NC Recovery Series: STEP Program Helps Fair Bluff Homeowner Recover

Monday, February 18, 2019 - 1:30pm

FAIR BLUFF - For more than 50 years, Iniz Bullock has lived in the Fair Bluff home handed down to her by her mother.  The home sits just two blocks from Main Street and the Lumber River and it remained dry for most of her life, until it was flooded twice - by Hurricane Matthew in 2016 and again by Hurricane Florence in 2018.

When Hurricane Matthew struck, Bullock’s floors, walls, clothes and furniture were ruined and filled with mold. “There was so much water in the house it looked like a house on a river,” she said.  After the storm her home was gutted from top to bottom and repaired.  

When Hurricane Florence hit, twelve inches of water rose inside the home, covering the electrical outlets on the walls. Bullock was again displaced and stayed with a nearby family member.  This time she is starting repairs to her home by participating in the STEP program.

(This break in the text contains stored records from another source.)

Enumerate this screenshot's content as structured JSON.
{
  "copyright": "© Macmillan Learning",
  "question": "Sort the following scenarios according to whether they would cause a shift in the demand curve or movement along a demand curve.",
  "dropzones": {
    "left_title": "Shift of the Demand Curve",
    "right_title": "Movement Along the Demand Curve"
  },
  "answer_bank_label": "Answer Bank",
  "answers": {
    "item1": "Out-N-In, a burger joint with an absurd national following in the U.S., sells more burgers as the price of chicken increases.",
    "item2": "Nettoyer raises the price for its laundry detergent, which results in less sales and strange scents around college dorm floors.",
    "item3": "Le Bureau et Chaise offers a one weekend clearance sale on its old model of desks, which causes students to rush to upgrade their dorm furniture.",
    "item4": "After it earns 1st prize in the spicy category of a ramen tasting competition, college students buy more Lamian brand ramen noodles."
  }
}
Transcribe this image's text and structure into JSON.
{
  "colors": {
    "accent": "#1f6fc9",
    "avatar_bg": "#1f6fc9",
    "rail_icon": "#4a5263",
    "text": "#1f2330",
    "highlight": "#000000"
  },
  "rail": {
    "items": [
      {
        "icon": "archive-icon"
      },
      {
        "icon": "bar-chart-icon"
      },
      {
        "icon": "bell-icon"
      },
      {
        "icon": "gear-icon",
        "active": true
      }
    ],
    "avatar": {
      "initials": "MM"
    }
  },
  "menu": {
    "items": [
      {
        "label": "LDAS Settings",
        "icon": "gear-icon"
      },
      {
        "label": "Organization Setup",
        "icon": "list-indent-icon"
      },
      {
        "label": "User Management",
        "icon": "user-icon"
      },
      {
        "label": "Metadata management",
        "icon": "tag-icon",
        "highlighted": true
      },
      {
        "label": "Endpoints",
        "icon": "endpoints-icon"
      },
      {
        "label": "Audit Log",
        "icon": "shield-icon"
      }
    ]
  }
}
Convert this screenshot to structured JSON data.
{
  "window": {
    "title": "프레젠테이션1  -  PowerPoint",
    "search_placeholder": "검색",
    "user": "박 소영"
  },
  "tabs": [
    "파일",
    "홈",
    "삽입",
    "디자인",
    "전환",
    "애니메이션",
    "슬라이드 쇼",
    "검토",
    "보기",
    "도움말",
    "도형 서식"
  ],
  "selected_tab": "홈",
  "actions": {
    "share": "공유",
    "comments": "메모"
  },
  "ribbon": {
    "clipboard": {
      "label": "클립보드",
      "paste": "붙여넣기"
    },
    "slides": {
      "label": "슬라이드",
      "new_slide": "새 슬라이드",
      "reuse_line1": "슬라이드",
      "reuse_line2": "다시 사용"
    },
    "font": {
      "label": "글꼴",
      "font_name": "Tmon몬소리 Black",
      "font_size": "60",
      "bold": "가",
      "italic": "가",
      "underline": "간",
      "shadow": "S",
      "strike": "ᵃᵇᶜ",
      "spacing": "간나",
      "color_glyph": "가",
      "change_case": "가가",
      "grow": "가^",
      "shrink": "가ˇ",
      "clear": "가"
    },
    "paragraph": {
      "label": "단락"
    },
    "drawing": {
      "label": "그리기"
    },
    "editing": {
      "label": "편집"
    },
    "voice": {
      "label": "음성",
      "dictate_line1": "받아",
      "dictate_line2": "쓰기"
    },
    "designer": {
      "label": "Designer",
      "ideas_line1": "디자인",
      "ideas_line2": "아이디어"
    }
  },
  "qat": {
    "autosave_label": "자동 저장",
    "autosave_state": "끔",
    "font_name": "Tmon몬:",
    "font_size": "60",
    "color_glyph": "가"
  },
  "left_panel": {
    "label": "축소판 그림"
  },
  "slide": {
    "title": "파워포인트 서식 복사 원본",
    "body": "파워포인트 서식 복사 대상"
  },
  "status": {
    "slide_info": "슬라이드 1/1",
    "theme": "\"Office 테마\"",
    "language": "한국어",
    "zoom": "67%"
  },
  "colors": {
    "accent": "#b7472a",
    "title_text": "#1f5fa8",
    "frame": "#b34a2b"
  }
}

Sheltering and Temporary Essential Power (STEP) provides rapid, partial repairs, to make homes safe, clean, and secure, so families can return to their homes. This is the first time STEP has been used in North Carolina.

North Carolina Baptists on Mission (NCBM) is one of the voluntary groups participating in STEP.  Baptist work crews have already started or completed dozens of STEP repairs including Bullock’s home.  The repairs included new dry wall, a hot water heater, a kitchen sink and flooring. Bullock’s floors were installed by a group of college students volunteering under NCBM.  An army of general contractors are also repairing homes in the STEP program.   More than 4,200 homes are scheduled to be repaired before the program’s end in early April. 

“It’s such a blessing to have people to help,” she said. “The work crews with the Baptists on Mission always call and check on me to see how I’m doing”.

STEP is available to eligible homeowners in: Bladen, Brunswick, Carteret, Columbus, Craven, Cumberland, Duplin, Jones, New Hanover, Onslow, Pender and Robeson counties. Homeowners were selected by the Federal Emergency Management Agency (FEMA) based on data gathered from survivors who registered with FEMA. 


Hurricane Florence left a path of destruction and flooding through the state in September 2018. Since then, North Carolinians, with the help of federal and state resources, as well as nonprofit groups, have worked to rebuild hard hit areas. These stories showcase their recovery journeys as North Carolinians move forward rebuilding with strength and resilience.

Lossie McLean